First organized to drive settlers from New York out of Vermont, the Green Mountain Boys, led by Ethan Allen, won fame by capturing Fort Ticonderoga from the British on May 10, 1775, in the early days of the Revolutionary War. In 1777 Vermont adopted its first constitution, abolishing slavery and providing for universal male suffrage without property qualifications.
Vermont was officially adopted as the new republic's name on June 30, 1777.

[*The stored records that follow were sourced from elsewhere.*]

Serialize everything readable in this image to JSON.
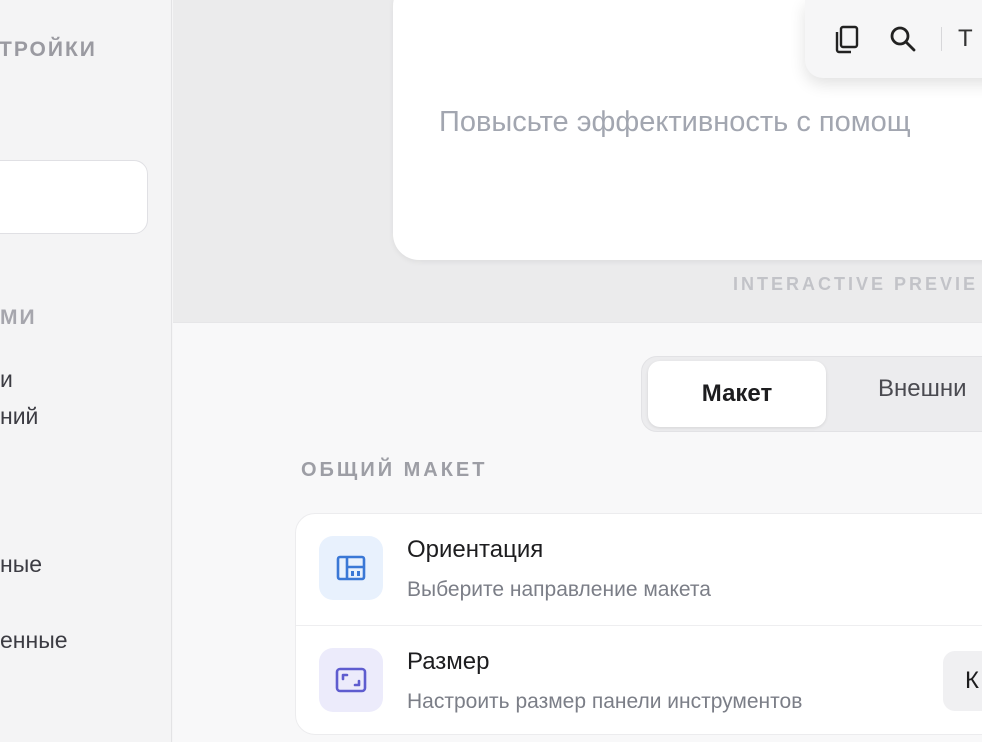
{
  "sidebar": {
    "heading": "ТРОЙКИ",
    "subheading": "МИ",
    "items": [
      {
        "label": "и"
      },
      {
        "label": "ний"
      },
      {
        "label": "ные"
      },
      {
        "label": "енные"
      }
    ]
  },
  "preview": {
    "placeholder": "Повысьте эффективность с помощ",
    "toolbar": {
      "copy_icon": "copy-icon",
      "search_icon": "search-icon",
      "cut_glyph": "T"
    },
    "label": "INTERACTIVE PREVIE"
  },
  "tabs": {
    "active": "Макет",
    "inactive": "Внешни"
  },
  "section": {
    "title": "ОБЩИЙ МАКЕТ",
    "rows": [
      {
        "title": "Ориентация",
        "subtitle": "Выберите направление макета",
        "icon": "layout-icon",
        "icon_color": "#3a78d6",
        "icon_bg": "#e8f1fd"
      },
      {
        "title": "Размер",
        "subtitle": "Настроить размер панели инструментов",
        "icon": "resize-icon",
        "icon_color": "#5e5ccf",
        "icon_bg": "#ecebfb",
        "button_label": "К"
      }
    ]
  }
}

There are fourteen counties in Vermont. Each county has a county seat, known in Vermont as shire town. In 1777, Vermont had two counties. The western side of the state was called Bennington County and the eastern was called Cumberland County. In 1781 Cumberland County was broken up into three counties in Vermont, plus Washington County, which eventually became part of New Hampshire. Today's Washington County was known as Jefferson County until 1814. Essex County, Orleans County, and Caledonia County are commonly referred to as the Northeast Kingdom.
|Find a brief history of Vermont Counties|
|Caledonia County||29,702||651||Saint Johnsbury||1792|
|Franklin County||45,417||637||Saint Albans||1792|
|Grand Isle County||6,901||83||North Hero||1802|
|Lamoille County||23,233||461||Hyde Park||1835|